12. Snow and Ice
Some individuals once believed that Canadians only resided in igloos. A popular misconception about Canadians is that they are adept at surviving the winter cold since they experience it for such a significant amount of the year, from as soon as September to April (based on the province you reside in). Ice and snow come to thoughts when you think about Canada.
Scientists from around Canada have conducted a substantial quantity of research on cooler environments as a result of the country’s well-known snowy and freezing weather. To test the validity of the axiom that “no two snowflakes are exactly alike,” Canadian scientist & researcher Ken Libbrecht created his snowflakes.
Since each snowflake follows a different path through the atmosphere, they are often different from one another. However, Ken found in his laboratory that if he created the same set of circumstances, he could produce identical snowflakes.
13. Craft Beer
Even though craft beer brewers have only been for the past five years, the trend started in the 1960s & 1970s in the United States, first right after World War II. Before this, major breweries like Molson, Labatt, & Carling O’Keefe, which controlled 96% of the market in the early 1980s, dominated Canada’s market.

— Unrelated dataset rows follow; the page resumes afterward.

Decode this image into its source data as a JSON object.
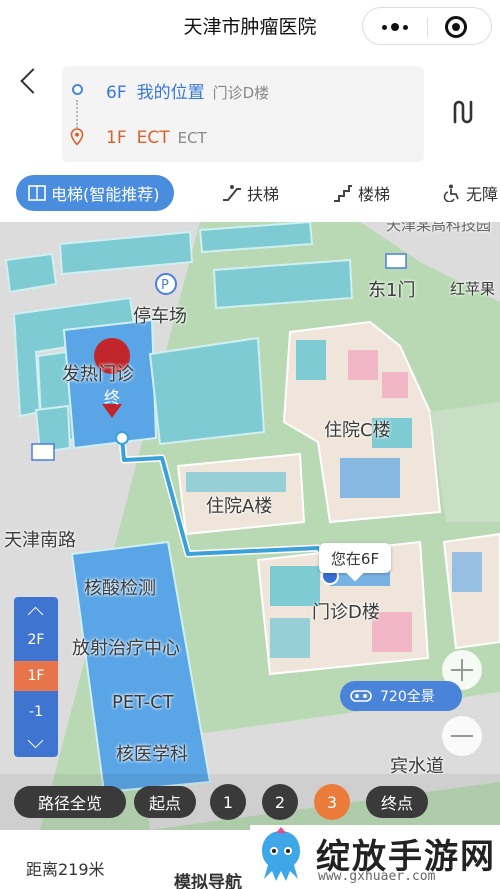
{
  "header": {
    "title": "天津市肿瘤医院"
  },
  "route": {
    "origin": {
      "floor": "6F",
      "name": "我的位置",
      "building": "门诊D楼"
    },
    "destination": {
      "floor": "1F",
      "name": "ECT",
      "building": "ECT"
    }
  },
  "tabs": [
    {
      "label": "电梯(智能推荐)",
      "icon": "elevator-icon",
      "active": true
    },
    {
      "label": "扶梯",
      "icon": "escalator-icon",
      "active": false
    },
    {
      "label": "楼梯",
      "icon": "stairs-icon",
      "active": false
    },
    {
      "label": "无障",
      "icon": "accessible-icon",
      "active": false
    }
  ],
  "map": {
    "labels": {
      "parking": "停车场",
      "fever_clinic": "发热门诊",
      "east_gate": "东1门",
      "inpatient_c": "住院C楼",
      "inpatient_a": "住院A楼",
      "tianjin_south_road": "天津南路",
      "nucleic_acid": "核酸检测",
      "radiotherapy": "放射治疗中心",
      "pet_ct": "PET-CT",
      "nuclear_medicine": "核医学科",
      "outpatient_d": "门诊D楼",
      "binshui_road": "宾水道",
      "hongpingguo": "红苹果",
      "top_partial": "天津某高科技园"
    },
    "end_marker": "终",
    "you_are_here": "您在6F",
    "panorama": "720全景",
    "floors": [
      "2F",
      "1F",
      "-1"
    ],
    "active_floor": "1F"
  },
  "steps": {
    "overview": "路径全览",
    "start": "起点",
    "numbers": [
      "1",
      "2",
      "3"
    ],
    "active": "3",
    "end": "终点"
  },
  "footer": {
    "distance": "距离219米",
    "simulate": "模拟导航"
  },
  "watermark": {
    "title": "绽放手游网",
    "url": "www.gxhuaer.com"
  }
}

This insight led microbreweries to explore a new path that had yet to be seen in Canada in many years. The first microbrewery in the nation, Granville Island Brewing, debuted in Vancouver, British Columbia. Only five years later, 42 new microbreweries, mostly in Ontario & British Columbia, opened their doors. 640 microbreweries were operating across Canada.
The consumption of beer contributes significantly to Canada’s economy and is frequently connected with the country. Craft beer had a boom in the mid-1990s due to the emergence of microbreweries, which are smaller operations that primarily serve the local community.
Craft beer is brewed utilizing traditional techniques to develop one’s distinctive recipes as opposed to the uniform flavor of commercial brews. Craft beer sales have multiplied by ten in the last decade.
One of Canada’s most well-known emblems is the moose, as well as the beaver, snow, and sight igloos. This is due to the moose’s widespread distribution across many Canadian provinces. It is thought to symbolize the nation’s commitment to its wildlife.
It can be seen on statues, several rare Canadian coins, and the coats of arms for Ontario, Newfoundland, and Labrador. The caribou, a relative of the moose that was depicted in the Canadian quarter, is sometimes confused with the moose. The moose appeared in the quarter in that particular year.
15. Free Health Care
In nations like the United States, the Canadian healthcare system is well-known primarily due to perception. In the US, all medical services, including medication, surgery, and ambulance rides, must be paid for out-of-pocket, which makes life extremely challenging for those who are below the poverty line.
On the other hand, in Canada, the use and registration of a provincial health card cover almost all needed medical services. Because of this brief statement, Americans frequently describe Canada as being the complete antithesis of them in terms of health care and compassion.
But not all medical expenses are covered in Canada. Prescription drugs and elderly home care are only partially covered, as are mental health services. Although the health care system is very helpful, efficiency improvements can yet be made.
That’s the list of what Canada is known for. Canada is renowned for being a most sought-after tourist destination. It consists of three enormous waterfalls that are visible both from the Canadian and American borders.
You may view Canada from startling angles when zip-lining or taking jet boat rides, and so many things are famous, like the Canadian Rockies, Nova scotia, Jasper national park, theme parks, a buzzing nightlife, wine trails, & much more can be found here, making it the ideal destination for a weekend escape.